Eastern Manners and Customs: Earthen Vessels; "Prepare Ye the Way"; Watered with the Foot

2 Corinthians 4:7; Isaiah 40:3; Deuteronomy 11:10
These words received a remarkable illustration during the terrible disturbances in Bible lands during the past year. In Syria and Palestine, more than one resident Missionary stated that, when preparing for possible attack or flight, " the women buried their valuables in earthen jars," for concealment and for preservation. Miss M. L. Whately did the same at Cairo, before she had to fly. She found all safe on her return, and so, of course, did the women in Syria, when the declaration of peace enabled them to dig up their buried treasures. R. A. W.

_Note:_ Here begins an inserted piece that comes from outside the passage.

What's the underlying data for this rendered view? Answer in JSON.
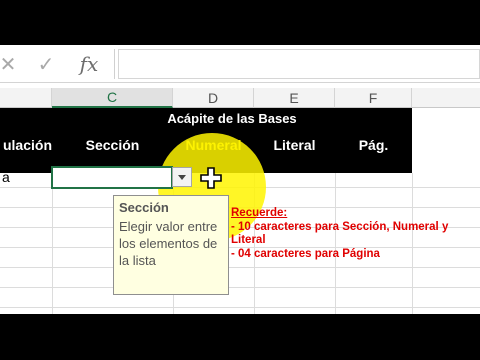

" A cry generally heard in the East before the approach of any great prince or conqueror. Dr. Wolff stated that on entering Jerusalem from the west, in the direction of Gaza, the road for a considerable distance from Jerusalem, was so full of stones, that it was impossible to ride, and those who were entering the city were obliged to dismount. When Ibrahim Pasha approached Jerusalem, a considerable number of laborers went before him, and removed the stones from the way, amidst the constant cry of ' Cast up, cast up the way, remove the stones! ' And on a standard was written, ' The Pasha is coming! ' And everywhere the cry was heard ' The Pasha is coming! Cast up the way! Remove the stones!' The expression indicates the removal of obstacles and diffieulties, preparatory to.some important manifestation, or some signal event. See also Isa. 62 ro. Nicholson.
Some years ago, the writer was contemplating a visit to the Holy land, and was obliged to give up the plan. A friend wrote to her from Lebanon, " It is a pity that you were prevented coming when you proposed. You would have found the traveling match easier than usual, for the Pasha of—has lately been here, and as usual, the way was prepared for him by being cleared of the large stones." R. A. W.
"Our gardens are watered by small channels only a few inches wide, which are made to intersect or cross and recross the garden, the beds between them being usually. square in shape. When they are to be watered, the gardener removes with his hand, or his foot, the small dams made of earth rudely. heaped up at the corners, and lets the water from the beds (or canal) fill them up until the level of the bed is reached. He then stops the flow by putting the heap of earth back again, and damming up the water... Who can see the laborer opening the little channels to let the water flow over the parched earth on his beds, without recalling the words of Moses in describing the promised land to the Israelites, who had so long sojourned in Egypt that they knew no other manner of cultivation: The land whither thou goest to posses it, is not as the land of Egypt, where thou sowedst thy seed, and wateredst it with thy foot, as a garden of herbs."
M. L. W.